- [Information shown]
□ □ □ □ □ □ □

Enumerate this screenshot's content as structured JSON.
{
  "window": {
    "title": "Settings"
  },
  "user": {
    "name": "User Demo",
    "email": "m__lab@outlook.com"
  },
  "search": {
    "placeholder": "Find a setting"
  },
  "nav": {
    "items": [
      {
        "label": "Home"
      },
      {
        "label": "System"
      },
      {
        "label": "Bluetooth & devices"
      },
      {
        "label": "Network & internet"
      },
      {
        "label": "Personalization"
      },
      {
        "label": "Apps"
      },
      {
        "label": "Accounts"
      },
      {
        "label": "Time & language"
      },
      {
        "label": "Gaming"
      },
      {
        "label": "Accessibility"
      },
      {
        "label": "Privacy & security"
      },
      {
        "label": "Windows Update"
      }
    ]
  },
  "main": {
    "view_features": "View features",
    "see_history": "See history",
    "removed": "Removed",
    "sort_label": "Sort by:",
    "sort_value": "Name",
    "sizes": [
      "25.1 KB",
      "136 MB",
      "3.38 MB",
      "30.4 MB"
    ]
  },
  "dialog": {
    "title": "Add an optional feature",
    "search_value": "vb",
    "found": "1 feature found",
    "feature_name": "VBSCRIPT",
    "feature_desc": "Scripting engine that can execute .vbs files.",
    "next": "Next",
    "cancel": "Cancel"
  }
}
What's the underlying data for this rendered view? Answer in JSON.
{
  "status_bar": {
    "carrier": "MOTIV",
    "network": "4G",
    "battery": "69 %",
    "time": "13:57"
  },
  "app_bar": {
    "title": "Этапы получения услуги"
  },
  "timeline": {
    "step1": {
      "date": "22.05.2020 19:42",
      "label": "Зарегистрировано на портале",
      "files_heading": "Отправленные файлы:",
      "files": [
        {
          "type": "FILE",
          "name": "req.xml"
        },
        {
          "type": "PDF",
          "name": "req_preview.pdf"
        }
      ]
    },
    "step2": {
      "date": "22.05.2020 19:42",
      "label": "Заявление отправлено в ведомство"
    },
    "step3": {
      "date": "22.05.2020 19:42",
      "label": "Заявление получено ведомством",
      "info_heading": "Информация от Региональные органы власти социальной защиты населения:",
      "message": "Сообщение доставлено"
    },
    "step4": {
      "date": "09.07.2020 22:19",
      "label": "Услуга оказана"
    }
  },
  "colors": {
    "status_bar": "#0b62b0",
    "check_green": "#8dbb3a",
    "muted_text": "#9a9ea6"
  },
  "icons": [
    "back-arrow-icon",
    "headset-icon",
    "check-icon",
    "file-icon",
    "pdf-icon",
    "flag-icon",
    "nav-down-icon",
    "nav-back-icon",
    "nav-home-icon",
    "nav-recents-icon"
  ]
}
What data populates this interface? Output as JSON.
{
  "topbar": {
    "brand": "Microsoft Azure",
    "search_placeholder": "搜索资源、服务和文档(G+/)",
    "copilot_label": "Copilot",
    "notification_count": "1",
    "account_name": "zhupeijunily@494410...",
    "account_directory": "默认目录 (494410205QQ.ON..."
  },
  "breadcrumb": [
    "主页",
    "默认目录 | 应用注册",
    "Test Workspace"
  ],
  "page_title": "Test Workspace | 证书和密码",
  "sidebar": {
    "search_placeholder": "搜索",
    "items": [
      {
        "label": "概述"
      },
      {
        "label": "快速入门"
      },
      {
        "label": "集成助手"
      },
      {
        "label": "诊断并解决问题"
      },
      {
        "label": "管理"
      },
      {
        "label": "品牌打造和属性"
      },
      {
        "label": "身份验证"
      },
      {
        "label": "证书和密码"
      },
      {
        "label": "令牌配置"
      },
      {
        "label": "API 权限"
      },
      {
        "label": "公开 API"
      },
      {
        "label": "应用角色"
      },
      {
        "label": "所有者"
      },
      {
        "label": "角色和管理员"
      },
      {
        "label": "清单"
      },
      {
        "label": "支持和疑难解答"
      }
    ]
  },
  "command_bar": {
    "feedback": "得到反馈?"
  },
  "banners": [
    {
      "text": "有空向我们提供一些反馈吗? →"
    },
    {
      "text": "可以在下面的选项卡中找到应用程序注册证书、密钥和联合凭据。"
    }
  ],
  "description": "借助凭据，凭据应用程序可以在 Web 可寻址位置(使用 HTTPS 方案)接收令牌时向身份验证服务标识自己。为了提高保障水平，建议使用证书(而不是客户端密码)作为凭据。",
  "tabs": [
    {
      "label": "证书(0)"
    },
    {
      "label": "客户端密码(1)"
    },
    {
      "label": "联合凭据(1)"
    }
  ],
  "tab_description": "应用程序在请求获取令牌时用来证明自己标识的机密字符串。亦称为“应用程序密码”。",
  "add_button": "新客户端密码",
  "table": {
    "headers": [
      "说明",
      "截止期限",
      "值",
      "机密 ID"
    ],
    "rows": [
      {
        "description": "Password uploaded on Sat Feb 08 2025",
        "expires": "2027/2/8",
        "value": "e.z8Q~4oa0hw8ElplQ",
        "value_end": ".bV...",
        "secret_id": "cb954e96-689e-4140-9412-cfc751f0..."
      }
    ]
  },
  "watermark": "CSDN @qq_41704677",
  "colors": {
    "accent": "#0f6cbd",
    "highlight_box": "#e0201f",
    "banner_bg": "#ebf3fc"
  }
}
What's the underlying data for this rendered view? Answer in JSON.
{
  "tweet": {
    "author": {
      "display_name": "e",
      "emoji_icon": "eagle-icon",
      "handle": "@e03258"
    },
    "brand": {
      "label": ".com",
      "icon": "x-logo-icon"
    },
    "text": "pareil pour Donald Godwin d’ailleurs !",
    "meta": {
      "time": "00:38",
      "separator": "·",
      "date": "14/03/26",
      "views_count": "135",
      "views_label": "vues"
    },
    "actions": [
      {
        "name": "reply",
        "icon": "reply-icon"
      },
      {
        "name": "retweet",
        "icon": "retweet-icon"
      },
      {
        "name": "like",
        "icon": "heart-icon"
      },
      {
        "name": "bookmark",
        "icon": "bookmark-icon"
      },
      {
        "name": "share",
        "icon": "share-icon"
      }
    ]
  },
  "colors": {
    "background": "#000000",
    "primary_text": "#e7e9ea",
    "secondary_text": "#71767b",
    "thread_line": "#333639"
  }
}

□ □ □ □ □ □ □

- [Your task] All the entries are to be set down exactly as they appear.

- [Answer section]
Enumerate this screenshot's content as structured JSON.
{
  "window": {
    "title": "Settings"
  },
  "user": {
    "name": "User Demo",
    "email": "m__lab@outlook.com"
  },
  "search": {
    "placeholder": "Find a setting"
  },
  "nav": {
    "items": [
      {
        "label": "Home"
      },
      {
        "label": "System"
      },
      {
        "label": "Bluetooth & devices"
      },
      {
        "label": "Network & internet"
      },
      {
        "label": "Personalization"
      },
      {
        "label": "Apps"
      },
      {
        "label": "Accounts"
      },
      {
        "label": "Time & language"
      },
      {
        "label": "Gaming"
      },
      {
        "label": "Accessibility"
      },
      {
        "label": "Privacy & security"
      },
      {
        "label": "Windows Update"
      }
    ]
  },
  "main": {
    "view_features": "View features",
    "see_history": "See history",
    "removed": "Removed",
    "sort_label": "Sort by:",
    "sort_value": "Name",
    "sizes": [
      "25.1 KB",
      "136 MB",
      "3.38 MB",
      "30.4 MB"
    ]
  },
  "dialog": {
    "title": "Add an optional feature",
    "search_value": "vb",
    "found": "1 feature found",
    "feature_name": "VBSCRIPT",
    "feature_desc": "Scripting engine that can execute .vbs files.",
    "next": "Next",
    "cancel": "Cancel"
  }
}
What's the underlying data for this rendered view? Answer in JSON.
{
  "status_bar": {
    "carrier": "MOTIV",
    "network": "4G",
    "battery": "69 %",
    "time": "13:57"
  },
  "app_bar": {
    "title": "Этапы получения услуги"
  },
  "timeline": {
    "step1": {
      "date": "22.05.2020 19:42",
      "label": "Зарегистрировано на портале",
      "files_heading": "Отправленные файлы:",
      "files": [
        {
          "type": "FILE",
          "name": "req.xml"
        },
        {
          "type": "PDF",
          "name": "req_preview.pdf"
        }
      ]
    },
    "step2": {
      "date": "22.05.2020 19:42",
      "label": "Заявление отправлено в ведомство"
    },
    "step3": {
      "date": "22.05.2020 19:42",
      "label": "Заявление получено ведомством",
      "info_heading": "Информация от Региональные органы власти социальной защиты населения:",
      "message": "Сообщение доставлено"
    },
    "step4": {
      "date": "09.07.2020 22:19",
      "label": "Услуга оказана"
    }
  },
  "colors": {
    "status_bar": "#0b62b0",
    "check_green": "#8dbb3a",
    "muted_text": "#9a9ea6"
  },
  "icons": [
    "back-arrow-icon",
    "headset-icon",
    "check-icon",
    "file-icon",
    "pdf-icon",
    "flag-icon",
    "nav-down-icon",
    "nav-back-icon",
    "nav-home-icon",
    "nav-recents-icon"
  ]
}
What data populates this interface? Output as JSON.
{
  "topbar": {
    "brand": "Microsoft Azure",
    "search_placeholder": "搜索资源、服务和文档(G+/)",
    "copilot_label": "Copilot",
    "notification_count": "1",
    "account_name": "zhupeijunily@494410...",
    "account_directory": "默认目录 (494410205QQ.ON..."
  },
  "breadcrumb": [
    "主页",
    "默认目录 | 应用注册",
    "Test Workspace"
  ],
  "page_title": "Test Workspace | 证书和密码",
  "sidebar": {
    "search_placeholder": "搜索",
    "items": [
      {
        "label": "概述"
      },
      {
        "label": "快速入门"
      },
      {
        "label": "集成助手"
      },
      {
        "label": "诊断并解决问题"
      },
      {
        "label": "管理"
      },
      {
        "label": "品牌打造和属性"
      },
      {
        "label": "身份验证"
      },
      {
        "label": "证书和密码"
      },
      {
        "label": "令牌配置"
      },
      {
        "label": "API 权限"
      },
      {
        "label": "公开 API"
      },
      {
        "label": "应用角色"
      },
      {
        "label": "所有者"
      },
      {
        "label": "角色和管理员"
      },
      {
        "label": "清单"
      },
      {
        "label": "支持和疑难解答"
      }
    ]
  },
  "command_bar": {
    "feedback": "得到反馈?"
  },
  "banners": [
    {
      "text": "有空向我们提供一些反馈吗? →"
    },
    {
      "text": "可以在下面的选项卡中找到应用程序注册证书、密钥和联合凭据。"
    }
  ],
  "description": "借助凭据，凭据应用程序可以在 Web 可寻址位置(使用 HTTPS 方案)接收令牌时向身份验证服务标识自己。为了提高保障水平，建议使用证书(而不是客户端密码)作为凭据。",
  "tabs": [
    {
      "label": "证书(0)"
    },
    {
      "label": "客户端密码(1)"
    },
    {
      "label": "联合凭据(1)"
    }
  ],
  "tab_description": "应用程序在请求获取令牌时用来证明自己标识的机密字符串。亦称为“应用程序密码”。",
  "add_button": "新客户端密码",
  "table": {
    "headers": [
      "说明",
      "截止期限",
      "值",
      "机密 ID"
    ],
    "rows": [
      {
        "description": "Password uploaded on Sat Feb 08 2025",
        "expires": "2027/2/8",
        "value": "e.z8Q~4oa0hw8ElplQ",
        "value_end": ".bV...",
        "secret_id": "cb954e96-689e-4140-9412-cfc751f0..."
      }
    ]
  },
  "watermark": "CSDN @qq_41704677",
  "colors": {
    "accent": "#0f6cbd",
    "highlight_box": "#e0201f",
    "banner_bg": "#ebf3fc"
  }
}
What's the underlying data for this rendered view? Answer in JSON.
{
  "tweet": {
    "author": {
      "display_name": "e",
      "emoji_icon": "eagle-icon",
      "handle": "@e03258"
    },
    "brand": {
      "label": ".com",
      "icon": "x-logo-icon"
    },
    "text": "pareil pour Donald Godwin d’ailleurs !",
    "meta": {
      "time": "00:38",
      "separator": "·",
      "date": "14/03/26",
      "views_count": "135",
      "views_label": "vues"
    },
    "actions": [
      {
        "name": "reply",
        "icon": "reply-icon"
      },
      {
        "name": "retweet",
        "icon": "retweet-icon"
      },
      {
        "name": "like",
        "icon": "heart-icon"
      },
      {
        "name": "bookmark",
        "icon": "bookmark-icon"
      },
      {
        "name": "share",
        "icon": "share-icon"
      }
    ]
  },
  "colors": {
    "background": "#000000",
    "primary_text": "#e7e9ea",
    "secondary_text": "#71767b",
    "thread_line": "#333639"
  }
}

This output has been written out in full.